As the book begins we learn about Alice.  Alice and her mother have been on the run for as long as she can remember.  A long time ago Alice’s grandmother wrote a book of dark fairy tales that became a cult classic. Very few copies of the book can be found and although it appeared to be adored, and indeed inspired a strong following, very few people now know much about the stories. It seems like the people who read the book become somewhat obsessive and one of Alice’s earliest memories was of a man abducting her and trying to take her to her grandmother.  Since then, Alice and her mother have barely kept one step ahead of the perpetual bad luck that seems to follow them around and which has, in fact, with the death of her grandmother, finally caught them up. Alice returns home from school one day to find her mother missing and against advice knows that the only place to look is her grandmother’s estate, The Hazel Wood.

The setting is a combination of contemporary and fairytale.  A good portion of the story takes part in New York where Alice and her mother have finally put down tentative roots and indeed seem to have momentarily forgotten to keep on the move.
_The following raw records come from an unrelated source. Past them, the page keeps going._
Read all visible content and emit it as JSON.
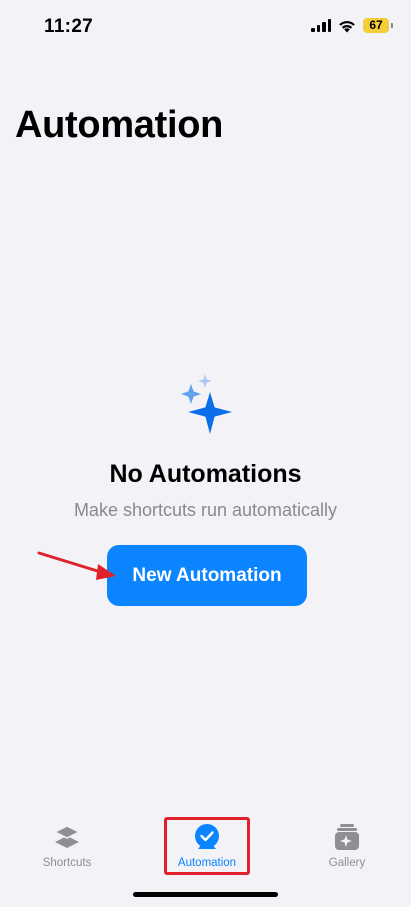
{
  "status_bar": {
    "time": "11:27",
    "battery_level": "67",
    "battery_color": "#f5cf3a"
  },
  "header": {
    "title": "Automation"
  },
  "empty_state": {
    "icon": "sparkles-icon",
    "title": "No Automations",
    "subtitle": "Make shortcuts run automatically",
    "button_label": "New Automation"
  },
  "tabs": [
    {
      "label": "Shortcuts",
      "icon": "layers-icon",
      "active": false
    },
    {
      "label": "Automation",
      "icon": "clock-check-icon",
      "active": true
    },
    {
      "label": "Gallery",
      "icon": "gallery-sparkle-icon",
      "active": false
    }
  ],
  "colors": {
    "accent": "#0a84ff",
    "background": "#f2f2f7",
    "annotation": "#e0202a",
    "inactive_tab": "#8e8e93"
  }
}
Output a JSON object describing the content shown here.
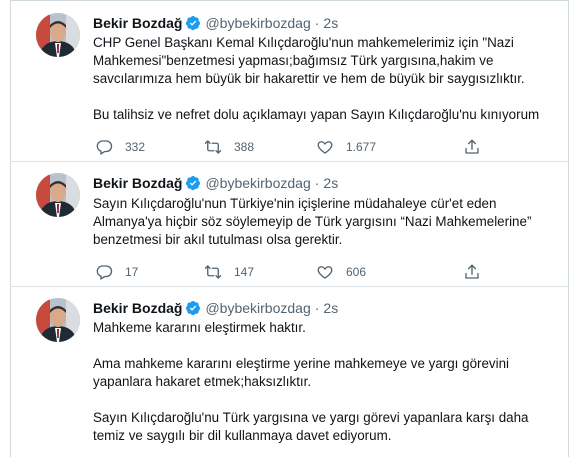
{
  "colors": {
    "text": "#0f1419",
    "secondary": "#536471",
    "verified": "#1d9bf0",
    "border": "#cfd9de"
  },
  "tweets": [
    {
      "author": {
        "name": "Bekir Bozdağ",
        "handle": "@bybekirbozdag",
        "separator": "·",
        "time": "2s",
        "verified": true
      },
      "paragraphs": [
        "CHP Genel Başkanı Kemal Kılıçdaroğlu'nun mahkemelerimiz için \"Nazi\nMahkemesi\"benzetmesi yapması;bağımsız Türk yargısına,hakim ve\nsavcılarımıza hem büyük bir hakarettir ve hem de büyük bir saygısızlıktır.",
        "Bu talihsiz ve nefret dolu açıklamayı yapan Sayın Kılıçdaroğlu'nu kınıyorum"
      ],
      "stats": {
        "replies": "332",
        "retweets": "388",
        "likes": "1.677"
      }
    },
    {
      "author": {
        "name": "Bekir Bozdağ",
        "handle": "@bybekirbozdag",
        "separator": "·",
        "time": "2s",
        "verified": true
      },
      "paragraphs": [
        "Sayın Kılıçdaroğlu'nun Türkiye'nin içişlerine müdahaleye cür'et eden\nAlmanya'ya hiçbir söz söylemeyip de Türk yargısını “Nazi Mahkemelerine”\nbenzetmesi bir akıl tutulması olsa gerektir."
      ],
      "stats": {
        "replies": "17",
        "retweets": "147",
        "likes": "606"
      }
    },
    {
      "author": {
        "name": "Bekir Bozdağ",
        "handle": "@bybekirbozdag",
        "separator": "·",
        "time": "2s",
        "verified": true
      },
      "paragraphs": [
        "Mahkeme kararını eleştirmek haktır.",
        "Ama mahkeme kararını eleştirme yerine mahkemeye ve yargı görevini\nyapanlara hakaret etmek;haksızlıktır.",
        "Sayın Kılıçdaroğlu'nu Türk yargısına ve yargı görevi yapanlara karşı daha\ntemiz ve saygılı bir dil kullanmaya davet ediyorum."
      ]
    }
  ]
}
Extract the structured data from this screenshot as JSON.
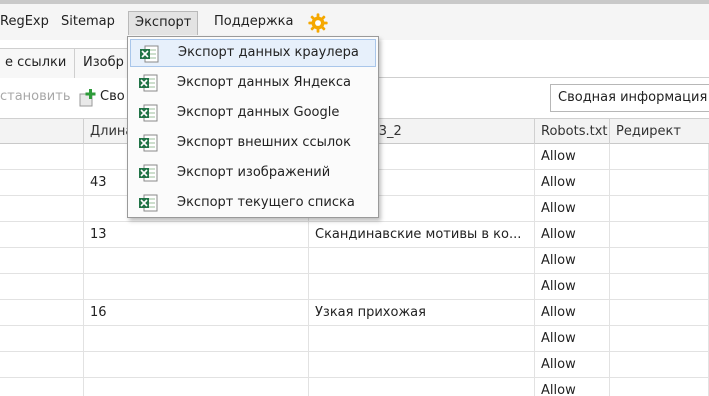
{
  "menu": {
    "items": [
      {
        "label": "RegExp"
      },
      {
        "label": "Sitemap"
      },
      {
        "label": "Экспорт"
      },
      {
        "label": "Поддержка"
      }
    ],
    "settings_icon": "gear-icon"
  },
  "tabs": [
    {
      "label": "е ссылки"
    },
    {
      "label": "Изобр"
    }
  ],
  "toolbar": {
    "restore_label": "становить",
    "add_label": "Сво",
    "add_icon": "green-plus-icon",
    "summary_value": "Сводная информация"
  },
  "export_menu": {
    "icon": "excel-icon",
    "items": [
      {
        "label": "Экспорт данных краулера"
      },
      {
        "label": "Экспорт данных Яндекса"
      },
      {
        "label": "Экспорт данных Google"
      },
      {
        "label": "Экспорт внешних ссылок"
      },
      {
        "label": "Экспорт изображений"
      },
      {
        "label": "Экспорт текущего списка"
      }
    ]
  },
  "grid": {
    "headers": [
      "Длина",
      "H3_2",
      "Robots.txt",
      "Редирект"
    ],
    "rows": [
      {
        "length": "",
        "h3": "",
        "robots": "Allow"
      },
      {
        "length": "43",
        "h3": "",
        "robots": "Allow"
      },
      {
        "length": "",
        "h3": "",
        "robots": "Allow"
      },
      {
        "length": "13",
        "h3": "Скандинавские мотивы в ко...",
        "robots": "Allow"
      },
      {
        "length": "",
        "h3": "",
        "robots": "Allow"
      },
      {
        "length": "",
        "h3": "",
        "robots": "Allow"
      },
      {
        "length": "16",
        "h3": "Узкая прихожая",
        "robots": "Allow"
      },
      {
        "length": "",
        "h3": "",
        "robots": "Allow"
      },
      {
        "length": "",
        "h3": "",
        "robots": "Allow"
      },
      {
        "length": "",
        "h3": "",
        "robots": "Allow"
      }
    ]
  },
  "colors": {
    "gear": "#f5a800",
    "excel_green": "#217346",
    "highlight": "#e7f0fb"
  }
}
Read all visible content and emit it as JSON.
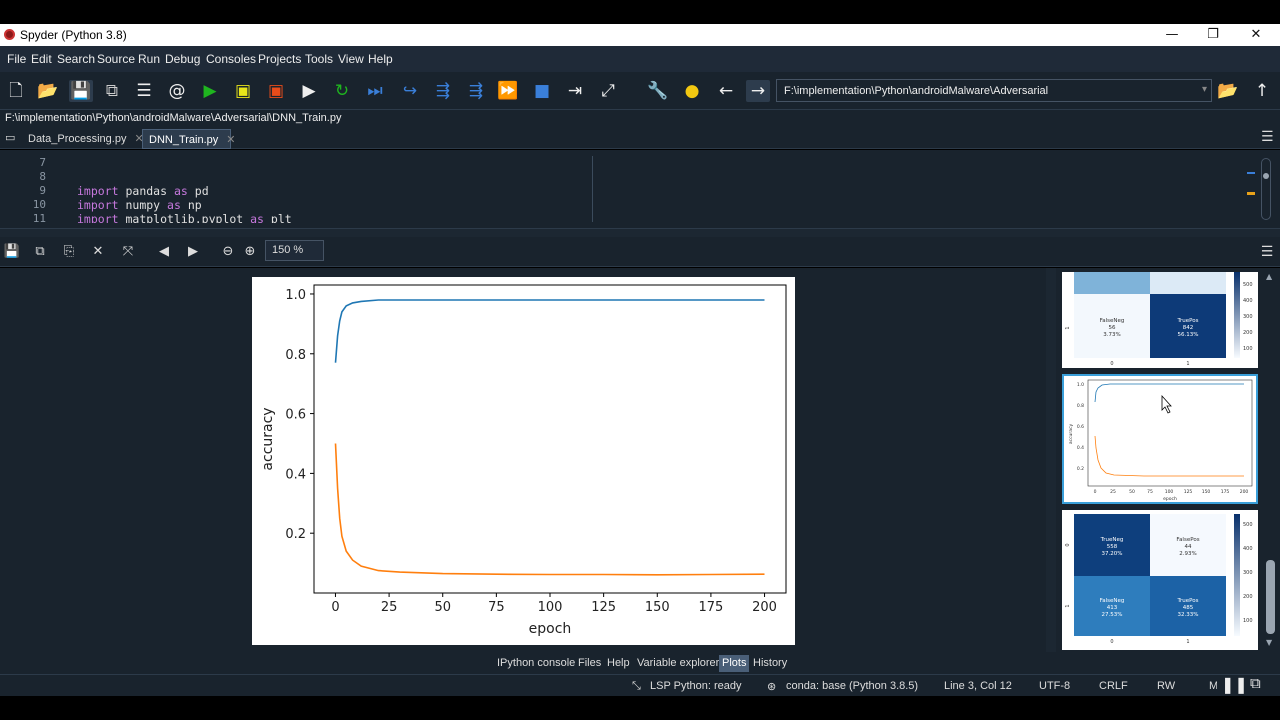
{
  "window": {
    "title": "Spyder (Python 3.8)",
    "minimize": "—",
    "maximize": "❐",
    "close": "✕"
  },
  "menu": [
    "File",
    "Edit",
    "Search",
    "Source",
    "Run",
    "Debug",
    "Consoles",
    "Projects",
    "Tools",
    "View",
    "Help"
  ],
  "toolbar": {
    "path": "F:\\implementation\\Python\\androidMalware\\Adversarial"
  },
  "editor": {
    "file_path": "F:\\implementation\\Python\\androidMalware\\Adversarial\\DNN_Train.py",
    "tabs": [
      {
        "label": "Data_Processing.py"
      },
      {
        "label": "DNN_Train.py",
        "active": true
      }
    ],
    "lines": [
      {
        "num": "7",
        "text": ""
      },
      {
        "num": "8",
        "text": ""
      },
      {
        "num": "9",
        "text": "import pandas as pd"
      },
      {
        "num": "10",
        "text": "import numpy as np"
      },
      {
        "num": "11",
        "text": "import matplotlib.pyplot as plt"
      }
    ]
  },
  "plots": {
    "zoom": "150 %"
  },
  "chart_data": {
    "type": "line",
    "xlabel": "epoch",
    "ylabel": "accuracy",
    "xlim": [
      -10,
      210
    ],
    "ylim": [
      0.0,
      1.03
    ],
    "xticks": [
      "0",
      "25",
      "50",
      "75",
      "100",
      "125",
      "150",
      "175",
      "200"
    ],
    "yticks": [
      "0.2",
      "0.4",
      "0.6",
      "0.8",
      "1.0"
    ],
    "series": [
      {
        "color": "#1f77b4",
        "x": [
          0,
          1,
          2,
          3,
          5,
          8,
          12,
          20,
          30,
          50,
          75,
          100,
          125,
          150,
          175,
          200
        ],
        "y": [
          0.77,
          0.86,
          0.91,
          0.94,
          0.96,
          0.97,
          0.975,
          0.98,
          0.98,
          0.98,
          0.98,
          0.98,
          0.98,
          0.98,
          0.98,
          0.98
        ]
      },
      {
        "color": "#ff7f0e",
        "x": [
          0,
          1,
          2,
          3,
          5,
          8,
          12,
          20,
          30,
          50,
          75,
          100,
          125,
          150,
          175,
          200
        ],
        "y": [
          0.5,
          0.35,
          0.25,
          0.19,
          0.14,
          0.11,
          0.09,
          0.075,
          0.07,
          0.065,
          0.063,
          0.062,
          0.062,
          0.061,
          0.062,
          0.063
        ]
      }
    ]
  },
  "thumbnails": {
    "cm1": {
      "cells": [
        {
          "label": "FalseNeg",
          "count": "56",
          "pct": "3.73%"
        },
        {
          "label": "TruePos",
          "count": "842",
          "pct": "56.13%"
        }
      ],
      "cbar": [
        "500",
        "400",
        "300",
        "200",
        "100"
      ],
      "xticks": [
        "0",
        "1"
      ],
      "yticks": [
        "1"
      ]
    },
    "plot": {
      "yticks": [
        "1.0",
        "0.8",
        "0.6",
        "0.4",
        "0.2"
      ],
      "xticks": [
        "0",
        "25",
        "50",
        "75",
        "100",
        "125",
        "150",
        "175",
        "200"
      ],
      "xlabel": "epoch",
      "ylabel": "accuracy"
    },
    "cm2": {
      "cells": [
        {
          "label": "TrueNeg",
          "count": "558",
          "pct": "37.20%"
        },
        {
          "label": "FalsePos",
          "count": "44",
          "pct": "2.93%"
        },
        {
          "label": "FalseNeg",
          "count": "413",
          "pct": "27.53%"
        },
        {
          "label": "TruePos",
          "count": "485",
          "pct": "32.33%"
        }
      ],
      "cbar": [
        "500",
        "400",
        "300",
        "200",
        "100"
      ],
      "xticks": [
        "0",
        "1"
      ],
      "yticks": [
        "0",
        "1"
      ]
    }
  },
  "bottom_tabs": [
    "IPython console",
    "Files",
    "Help",
    "Variable explorer",
    "Plots",
    "History"
  ],
  "active_bottom_tab": "Plots",
  "status": {
    "lsp": "LSP Python: ready",
    "conda": "conda: base (Python 3.8.5)",
    "position": "Line 3, Col 12",
    "encoding": "UTF-8",
    "eol": "CRLF",
    "mode": "RW",
    "mem": "M"
  }
}
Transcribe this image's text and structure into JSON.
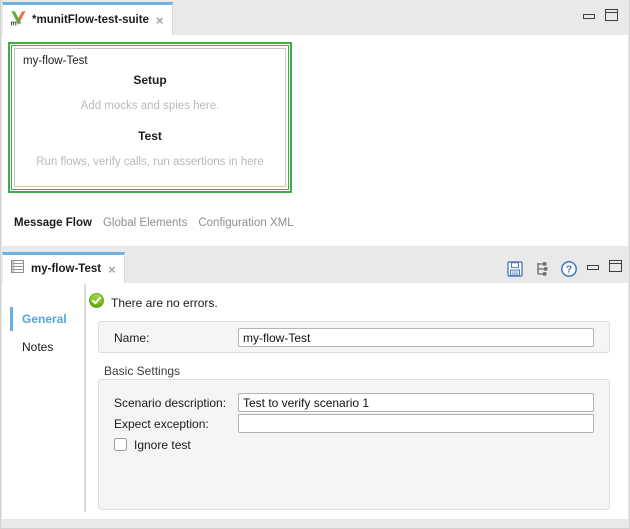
{
  "colors": {
    "accent_blue": "#6fb1e2",
    "selection_green": "#3caf4a",
    "sidebar_active_blue": "#55a7d8"
  },
  "top_panel": {
    "tab_title": "*munitFlow-test-suite",
    "close_glyph": "×",
    "canvas": {
      "flow_title": "my-flow-Test",
      "setup_label": "Setup",
      "setup_hint": "Add mocks and spies here.",
      "test_label": "Test",
      "test_hint": "Run flows, verify calls, run assertions in here"
    },
    "view_tabs": [
      {
        "label": "Message Flow"
      },
      {
        "label": "Global Elements"
      },
      {
        "label": "Configuration XML"
      }
    ]
  },
  "bottom_panel": {
    "tab_title": "my-flow-Test",
    "close_glyph": "×",
    "status_message": "There are no errors.",
    "sidebar": [
      {
        "label": "General"
      },
      {
        "label": "Notes"
      }
    ],
    "form": {
      "name_label": "Name:",
      "name_value": "my-flow-Test",
      "section_title": "Basic Settings",
      "scenario_label": "Scenario description:",
      "scenario_value": "Test to verify scenario 1",
      "exception_label": "Expect exception:",
      "exception_value": "",
      "ignore_label": "Ignore test",
      "ignore_checked": false
    }
  }
}
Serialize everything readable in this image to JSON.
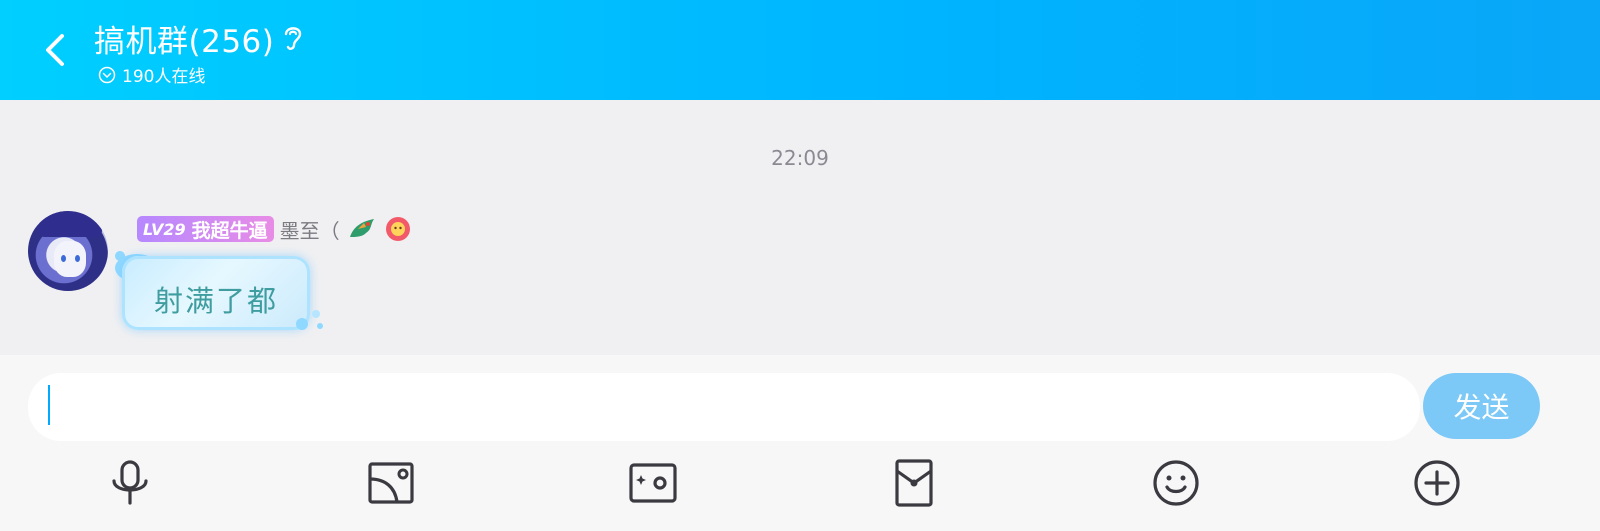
{
  "header": {
    "title": "搞机群(256)",
    "online": "190人在线",
    "back_icon": "chevron-left-icon",
    "mode_icon": "ear-icon"
  },
  "chat": {
    "timestamp": "22:09",
    "messages": [
      {
        "level": "LV29",
        "member_title": "我超牛逼",
        "nickname": "墨至（",
        "text": "射满了都"
      }
    ]
  },
  "composer": {
    "input_value": "",
    "send_label": "发送",
    "tools": [
      "microphone-icon",
      "image-icon",
      "camera-icon",
      "red-packet-icon",
      "emoji-icon",
      "plus-icon"
    ]
  },
  "colors": {
    "header_start": "#00cfff",
    "header_end": "#0aa6f8",
    "send_button": "#7cc8f6",
    "level_badge": "#b688ff",
    "bubble_text": "#3f9da0"
  }
}
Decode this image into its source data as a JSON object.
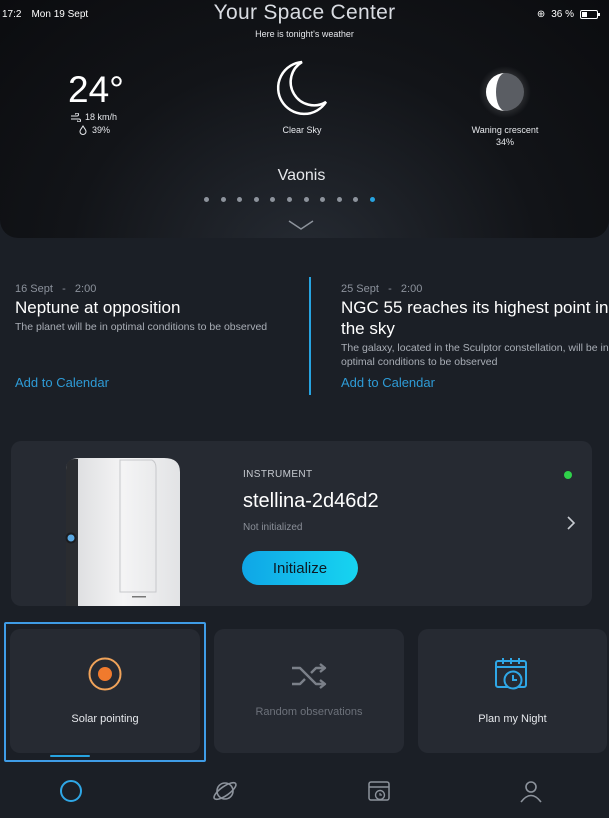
{
  "status_bar": {
    "time": "17:2",
    "date": "Mon 19 Sept",
    "battery": "36 %"
  },
  "hero": {
    "title": "Your Space Center",
    "subtitle": "Here is tonight's weather",
    "temperature": "24°",
    "wind": "18 km/h",
    "humidity": "39%",
    "sky": "Clear Sky",
    "moon_phase": "Waning crescent",
    "moon_pct": "34%",
    "location": "Vaonis",
    "page_count": 11,
    "active_page": 10,
    "accent": "#27a3e0"
  },
  "events": [
    {
      "date": "16 Sept",
      "time": "2:00",
      "title": "Neptune at opposition",
      "description": "The planet will be in optimal conditions to be observed",
      "link": "Add to Calendar"
    },
    {
      "date": "25 Sept",
      "time": "2:00",
      "title": "NGC 55 reaches its highest point in the sky",
      "description": "The galaxy, located in the Sculptor constellation, will be in optimal conditions to be observed",
      "link": "Add to Calendar"
    }
  ],
  "instrument": {
    "label": "INSTRUMENT",
    "name": "stellina-2d46d2",
    "status": "Not initialized",
    "button": "Initialize",
    "online_color": "#2fd14a"
  },
  "tiles": {
    "solar": {
      "label": "Solar pointing",
      "icon": "sun-target-icon"
    },
    "random": {
      "label": "Random observations",
      "icon": "shuffle-icon"
    },
    "plan": {
      "label": "Plan my Night",
      "icon": "calendar-clock-icon"
    }
  },
  "nav": {
    "items": [
      "home-icon",
      "planet-icon",
      "calendar-icon",
      "profile-icon"
    ]
  }
}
The latter chapters of the story take part in the Hazel Wood and are a riot of mixed up fairy tales that make Alice’s Adventures in Wonderland seem almost sane.

Alice comes across as a fairly hard character.  She can be brutally honest, she doesn’t particularly mix well or make friends easily and in fact can be a bit difficult to get along with.  However, stick with her.  She’s definitely flawed and maybe not always easy to like but then a life on the run has made her develop a protective armour of snarky indifference and her character flaws become somewhat more understandable as the story unfolds.

Ellery Finch is the other main character of the story.  He’s one of Alice’s classmates and, as it turns out, a strong fan of the stories penned by Alice’s grandmother, which given the obsessive nature of some of the fans, did give me a slight feeling of unease.  Two things about Ellery – one good and one maybe not so much.  I must admit that I really appreciate that Ms Albert didn’t make him into a romantic lead but as much as I appreciated that aspect at the same time I couldn’t help feeling that his story was a little bit contrived in terms of moving the plot forward.  Given Alice’s time on the road I think it would have been more than plausible if she had managed by herself.

The plot is the real winning element of this book, and of course the lovely writing.  The two together combine to make an intriguing story that you feel compelled to read.  As I said above there were definitely mystery elements to this book.  I needed to find out more and to be honest I would have loved to have learned more of the original fairy tales explored here as the few snippets that were on display made fascinating reading.

In terms of criticisms.  I think some readers may find the start of the story, which is predominantly contemporary with a hint of creepiness thrown in, a little longer than they might wish for.  Particularly so as it feels that the fantasy elements of the story only really take a hold during the latter stages of the book.  I didn’t have a problem in that respect but thought I should raise the issue as some readers may be more interested in a full on fantasy read.  Obviously there’s the fact that Alice can be a bit abrasive – although, again, I found her character to be understandable.  So, I think the only real criticism that I can share, with the above provisos in mind, is that this is one of those stories where the main character is kept in the dark about so many things – by a number of people – and it’s actually quite annoying.  For example Finch – he’s read and loved all Alice’s grandmother’s stories but does he tell her all about them all?  No, of course not, because that way would lie the way of spoilers.

Overcall, whilst there were a couple of elements that gave me pause for thought overall I thoroughly enjoyed this book.  It had me hooked to the page trying to find out more about Alice. and the mystery that surrounded her family.

I received a copy through Netgalley, courtesy of the publisher, for which my thanks.  The above is my own opinion.